“He’s the greatest of all time in swimming and he’s one of us,” Cunningham said. “Man, if you can’t get enthusiastic about that, you better check your pulse. It was just amazing to watch him in the pool and think, ‘That kid went to Towson High School.’ And it all happened since I’ve been here.”

In addition to his work on Fox 45, Cunningham called radio play-by-play for the Baltimore Stallions of the Canadian Football League and for the Ravens when they came to Baltimore in 1996. He went on to spend 20 years as the Ravens’ public address announcer before stepping down from that job in 2019. As much as he liked television, nothing equaled the immediate rush of prompting cheers from a sellout crowd at M&T Bank Stadium.

Cunningham knew he had found his place after a nomadic life that began when he was an Air Force brat, following his father’s career from one stop to the next. This led him to his favorite radio signoff: “Baltimore, I love you madly.”

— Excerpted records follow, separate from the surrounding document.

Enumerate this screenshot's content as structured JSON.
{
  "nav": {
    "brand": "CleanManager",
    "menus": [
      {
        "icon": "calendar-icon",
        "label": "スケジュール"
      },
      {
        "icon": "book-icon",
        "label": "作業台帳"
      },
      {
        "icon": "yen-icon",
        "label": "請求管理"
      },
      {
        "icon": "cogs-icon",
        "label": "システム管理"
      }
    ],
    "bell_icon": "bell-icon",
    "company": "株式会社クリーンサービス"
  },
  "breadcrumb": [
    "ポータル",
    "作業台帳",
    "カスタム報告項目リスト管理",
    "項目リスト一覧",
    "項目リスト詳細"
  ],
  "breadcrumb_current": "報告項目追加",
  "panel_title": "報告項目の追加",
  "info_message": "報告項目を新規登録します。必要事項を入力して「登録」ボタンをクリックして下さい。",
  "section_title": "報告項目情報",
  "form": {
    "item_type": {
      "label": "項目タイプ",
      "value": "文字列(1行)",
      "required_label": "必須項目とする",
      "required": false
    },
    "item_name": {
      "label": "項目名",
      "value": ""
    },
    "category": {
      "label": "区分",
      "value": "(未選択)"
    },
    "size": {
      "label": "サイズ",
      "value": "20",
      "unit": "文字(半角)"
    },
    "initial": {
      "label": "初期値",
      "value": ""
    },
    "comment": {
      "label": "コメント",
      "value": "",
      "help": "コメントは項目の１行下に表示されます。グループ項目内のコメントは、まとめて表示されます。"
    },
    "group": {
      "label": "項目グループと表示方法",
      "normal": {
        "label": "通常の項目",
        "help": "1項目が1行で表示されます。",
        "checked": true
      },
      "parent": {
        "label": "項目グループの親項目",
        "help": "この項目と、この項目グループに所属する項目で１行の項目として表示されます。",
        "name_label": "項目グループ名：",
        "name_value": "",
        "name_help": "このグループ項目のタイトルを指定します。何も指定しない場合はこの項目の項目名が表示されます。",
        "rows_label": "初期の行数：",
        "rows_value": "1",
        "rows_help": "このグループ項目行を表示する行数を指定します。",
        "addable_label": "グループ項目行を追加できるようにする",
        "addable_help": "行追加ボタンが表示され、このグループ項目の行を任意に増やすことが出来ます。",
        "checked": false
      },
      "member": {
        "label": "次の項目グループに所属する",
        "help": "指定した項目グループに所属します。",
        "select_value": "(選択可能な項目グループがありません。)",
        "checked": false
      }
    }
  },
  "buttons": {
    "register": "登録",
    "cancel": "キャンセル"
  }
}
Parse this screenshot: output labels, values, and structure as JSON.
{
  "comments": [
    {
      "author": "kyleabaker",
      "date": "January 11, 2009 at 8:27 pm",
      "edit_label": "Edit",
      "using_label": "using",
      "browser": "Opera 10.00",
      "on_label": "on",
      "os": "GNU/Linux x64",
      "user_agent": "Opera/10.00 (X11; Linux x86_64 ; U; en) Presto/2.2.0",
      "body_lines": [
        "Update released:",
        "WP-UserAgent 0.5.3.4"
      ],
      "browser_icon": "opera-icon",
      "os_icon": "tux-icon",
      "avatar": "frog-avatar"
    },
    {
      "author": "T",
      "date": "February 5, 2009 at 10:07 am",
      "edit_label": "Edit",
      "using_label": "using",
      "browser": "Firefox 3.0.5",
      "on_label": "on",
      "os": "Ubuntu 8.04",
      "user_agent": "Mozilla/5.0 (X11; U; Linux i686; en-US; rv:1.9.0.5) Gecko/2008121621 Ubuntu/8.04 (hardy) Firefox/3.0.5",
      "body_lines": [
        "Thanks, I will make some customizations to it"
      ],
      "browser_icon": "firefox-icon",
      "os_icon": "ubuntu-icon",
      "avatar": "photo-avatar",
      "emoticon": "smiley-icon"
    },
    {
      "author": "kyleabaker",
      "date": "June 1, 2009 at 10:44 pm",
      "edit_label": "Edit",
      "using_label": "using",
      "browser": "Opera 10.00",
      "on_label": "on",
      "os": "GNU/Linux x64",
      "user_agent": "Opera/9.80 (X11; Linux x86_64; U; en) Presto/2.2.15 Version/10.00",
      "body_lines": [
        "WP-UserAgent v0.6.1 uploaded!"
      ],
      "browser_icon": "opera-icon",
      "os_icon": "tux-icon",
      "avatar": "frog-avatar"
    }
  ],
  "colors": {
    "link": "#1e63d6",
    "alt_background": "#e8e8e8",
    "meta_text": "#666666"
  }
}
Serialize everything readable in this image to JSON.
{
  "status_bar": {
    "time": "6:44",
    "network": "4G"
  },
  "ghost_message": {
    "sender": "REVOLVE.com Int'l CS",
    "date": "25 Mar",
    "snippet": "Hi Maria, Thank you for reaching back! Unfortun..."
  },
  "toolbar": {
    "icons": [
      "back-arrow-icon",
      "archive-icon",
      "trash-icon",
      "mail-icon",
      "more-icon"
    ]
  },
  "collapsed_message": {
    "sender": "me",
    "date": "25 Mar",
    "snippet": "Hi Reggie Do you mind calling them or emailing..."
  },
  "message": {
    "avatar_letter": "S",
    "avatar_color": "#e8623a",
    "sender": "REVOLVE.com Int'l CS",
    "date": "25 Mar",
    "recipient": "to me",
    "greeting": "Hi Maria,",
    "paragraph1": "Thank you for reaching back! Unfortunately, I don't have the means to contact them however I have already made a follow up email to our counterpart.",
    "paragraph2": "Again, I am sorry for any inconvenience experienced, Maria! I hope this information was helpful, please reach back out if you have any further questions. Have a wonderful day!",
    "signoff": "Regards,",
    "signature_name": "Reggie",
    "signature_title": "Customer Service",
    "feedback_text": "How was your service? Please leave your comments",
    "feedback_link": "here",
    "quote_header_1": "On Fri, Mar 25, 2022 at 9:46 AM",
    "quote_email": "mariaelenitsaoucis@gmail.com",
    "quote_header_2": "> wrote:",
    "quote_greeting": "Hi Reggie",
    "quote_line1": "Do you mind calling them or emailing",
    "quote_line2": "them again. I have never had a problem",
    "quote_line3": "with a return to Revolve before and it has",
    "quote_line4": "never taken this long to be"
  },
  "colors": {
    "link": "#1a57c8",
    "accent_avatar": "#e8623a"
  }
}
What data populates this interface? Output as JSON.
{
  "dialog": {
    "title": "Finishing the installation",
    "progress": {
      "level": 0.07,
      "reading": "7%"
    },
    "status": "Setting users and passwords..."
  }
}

Cunningham never felt that sentiment more powerfully than he does now, when he’s saying farewell to his signature gig.

“It’s hard to imagine anyone who’s had a better life than me,” he said. “The fan base here is so passionate and they love so hard. I recognized that instantly, and I wanted to break a little piece of that off for myself. It really worked out that way.”